(Page and application data records)
________
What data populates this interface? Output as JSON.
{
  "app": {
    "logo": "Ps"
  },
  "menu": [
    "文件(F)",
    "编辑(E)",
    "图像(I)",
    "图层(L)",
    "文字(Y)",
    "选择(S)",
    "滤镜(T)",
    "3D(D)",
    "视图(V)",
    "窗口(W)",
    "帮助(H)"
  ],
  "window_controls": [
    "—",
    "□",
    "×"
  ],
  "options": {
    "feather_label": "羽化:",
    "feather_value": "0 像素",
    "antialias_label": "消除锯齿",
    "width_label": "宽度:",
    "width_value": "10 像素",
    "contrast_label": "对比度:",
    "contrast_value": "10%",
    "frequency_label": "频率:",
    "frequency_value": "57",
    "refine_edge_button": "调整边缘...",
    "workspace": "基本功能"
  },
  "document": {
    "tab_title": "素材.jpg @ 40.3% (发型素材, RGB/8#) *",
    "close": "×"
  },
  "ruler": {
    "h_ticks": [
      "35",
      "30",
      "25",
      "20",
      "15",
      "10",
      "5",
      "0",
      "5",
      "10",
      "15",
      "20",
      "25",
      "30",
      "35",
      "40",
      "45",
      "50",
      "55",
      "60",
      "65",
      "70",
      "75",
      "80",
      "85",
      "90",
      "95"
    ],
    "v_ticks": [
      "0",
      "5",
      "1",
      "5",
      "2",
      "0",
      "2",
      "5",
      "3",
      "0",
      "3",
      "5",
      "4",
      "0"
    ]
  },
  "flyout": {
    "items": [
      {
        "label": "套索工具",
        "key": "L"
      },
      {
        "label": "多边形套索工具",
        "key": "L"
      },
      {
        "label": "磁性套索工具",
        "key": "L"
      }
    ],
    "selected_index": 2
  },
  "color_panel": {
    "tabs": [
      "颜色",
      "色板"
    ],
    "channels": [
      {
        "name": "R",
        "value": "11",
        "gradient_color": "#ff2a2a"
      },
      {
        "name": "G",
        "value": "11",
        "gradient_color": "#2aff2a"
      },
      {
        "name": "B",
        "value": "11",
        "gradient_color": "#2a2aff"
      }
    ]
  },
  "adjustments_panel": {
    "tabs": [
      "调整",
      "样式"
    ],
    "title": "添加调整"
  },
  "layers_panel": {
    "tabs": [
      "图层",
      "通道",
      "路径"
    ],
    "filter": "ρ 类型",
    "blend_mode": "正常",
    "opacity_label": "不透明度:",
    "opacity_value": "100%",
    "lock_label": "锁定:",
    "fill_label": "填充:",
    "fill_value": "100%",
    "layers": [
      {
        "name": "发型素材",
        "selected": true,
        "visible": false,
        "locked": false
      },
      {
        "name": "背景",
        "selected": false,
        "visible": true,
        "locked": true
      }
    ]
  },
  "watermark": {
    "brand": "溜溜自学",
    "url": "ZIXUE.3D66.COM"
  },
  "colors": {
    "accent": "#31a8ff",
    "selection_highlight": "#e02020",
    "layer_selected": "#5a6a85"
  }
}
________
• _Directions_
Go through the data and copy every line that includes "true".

• _Solution_
        "selected": true,
        "visible": true,
        "locked": true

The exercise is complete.